Meeting Summary – Post 42nd General Election Special Meeting – November 19, 2015
Appendix C: Written Comments Received from ACPP Members
Four political parties submitted additional written comments following the November 19 meeting, which are summarized below.
1. Registration, electronic registration and online services to voters
- There needs to be proper photo identification; online registration could compromise voters' identity.
- While online services to voters were generally very good, these services are not available to those voters without easy access to computers, e.g. elderly; those living in certain First Nations' communities. One suggestion for the future is for more outreach activities to assist specific communities in registering voters.
2. Voting operations (e.g. advance voting, voting by special ballot, polling places, ID policy)
- Some polling stations didn't open quickly enough due to a shortage of volunteers. Lines were very long, particularly at the advance polls.
- The additional EC offices on campuses were very successful.
- While the changes in electoral boundaries were appreciated, polls were located at long distances from where voters were living, requiring them to have cars, if in remote areas or smaller communities, in order to get to the polls.

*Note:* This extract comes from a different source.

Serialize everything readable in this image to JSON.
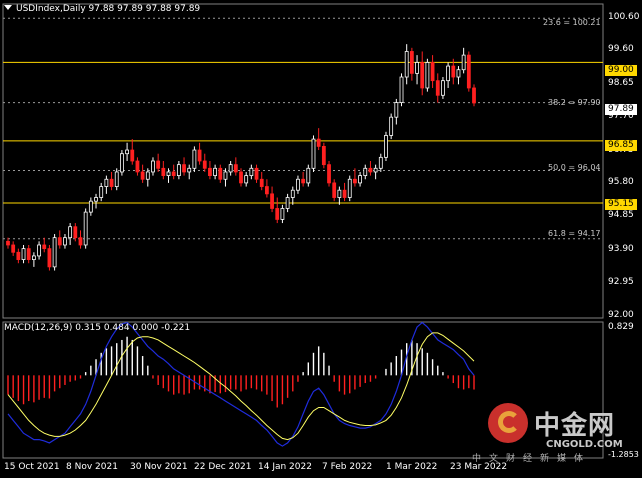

- There was the sentiment that some candidates who violated advance polling restricted areas were not punished, and that this might have an impact on voters at advance polling.
- The fact that some polling stations ran out of ballots is an issue of serious concern.
- While a number of polling stations opened one or two hours late, the CEO did not extend voting hours in those locations.
3. Communication with electors
- The increased communication was noticeable. There seemed to be clarity in the information.
- VICs sometimes had incorrect polling places/addresses, confusing voters.
4. Other comments and observations
- There was less exclusion reported by candidates from all-candidates' meetings, which was good, but some media sources still sometimes completely ignore the small parties. CBC's coverage, including election-night coverage, ignored all but the top four parties, denying all registered parties the right to public credibility.